October 1 marked the first day of heat season. In past years, tenants complained they were freezing, while management claimed the automated heating system was working properly. Here’s what the law requires and what it allows you to do:
If these temperatures are not maintained, you should:
• Call management to report the problem. The city asks you to try to resolve the problem with management first.
• Call 311 to record the landlord’s violation. Call repeatedly. An inspector should eventually come. You can also file a complaint online.
• Get other tenants in your building to call 311. Everyone should call repeatedly, at least once every day the condition is not corrected.
• Buy a good indoor/outdoor thermometer, and keep a chart of exact dates, times, and temperature readings, inside and out. This is your evidence.

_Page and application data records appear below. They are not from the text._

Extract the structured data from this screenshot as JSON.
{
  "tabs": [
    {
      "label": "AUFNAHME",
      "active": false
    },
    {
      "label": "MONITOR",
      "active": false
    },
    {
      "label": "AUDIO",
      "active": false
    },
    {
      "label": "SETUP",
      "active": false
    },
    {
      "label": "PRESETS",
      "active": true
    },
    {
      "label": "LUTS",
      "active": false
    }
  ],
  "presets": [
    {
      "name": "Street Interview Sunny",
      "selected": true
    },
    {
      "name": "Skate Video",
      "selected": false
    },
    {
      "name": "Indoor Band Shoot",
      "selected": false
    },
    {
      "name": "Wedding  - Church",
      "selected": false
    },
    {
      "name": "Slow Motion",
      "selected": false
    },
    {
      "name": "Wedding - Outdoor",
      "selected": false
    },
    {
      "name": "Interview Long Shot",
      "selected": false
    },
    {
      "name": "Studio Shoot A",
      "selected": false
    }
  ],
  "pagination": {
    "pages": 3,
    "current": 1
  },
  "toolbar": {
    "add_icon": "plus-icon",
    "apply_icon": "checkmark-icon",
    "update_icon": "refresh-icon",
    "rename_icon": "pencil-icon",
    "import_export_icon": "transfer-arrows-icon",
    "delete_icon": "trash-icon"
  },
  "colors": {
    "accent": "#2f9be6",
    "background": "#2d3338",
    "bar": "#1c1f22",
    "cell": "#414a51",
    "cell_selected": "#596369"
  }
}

• Call the New York State Division of Housing and Community Renewal (DHCR) at (718) 739-6400, and ask them to send you their Heat and Hot Water Complaint form. Get as many other apartments as possible in your building to sign on, demanding an order to restore heat and a reduction and freeze in all the rents.
If the NYC Dept. of Housing Preservation and Development (HPD) sends out an inspector—and an inspector may arrive without alerting you ahead of time—there should be a follow-up HPD inspection to make sure that the situation is corrected. The cause may either be a heat delivery failure or an equipment failure. If both the heating pipes and the radiator are cold, that is a heat delivery failure. If the heating pipes are warm, but the radiator cold, that is an equipment failure. The inspector should carry a heat gun rather than a regular thermometer.
More than three complaints from a building over a 24-hour period will trigger an inspection of each complaining apartment. Inspections should be conducted within 48 hours of received complaints.
After the owner submits the certification of correction to HPD, an inspector should come within two weeks to verify that the issue (heat delivery or equipment or access) no longer exists. The owner cannot just “certify away” the issue.
Finally, tenants can file for a rent reduction based on lack of heat (see DHCR fact sheet #15). Click here for form. This is where your record keeping will be necessary—you will be required to attach a report from the agency to which you have complained.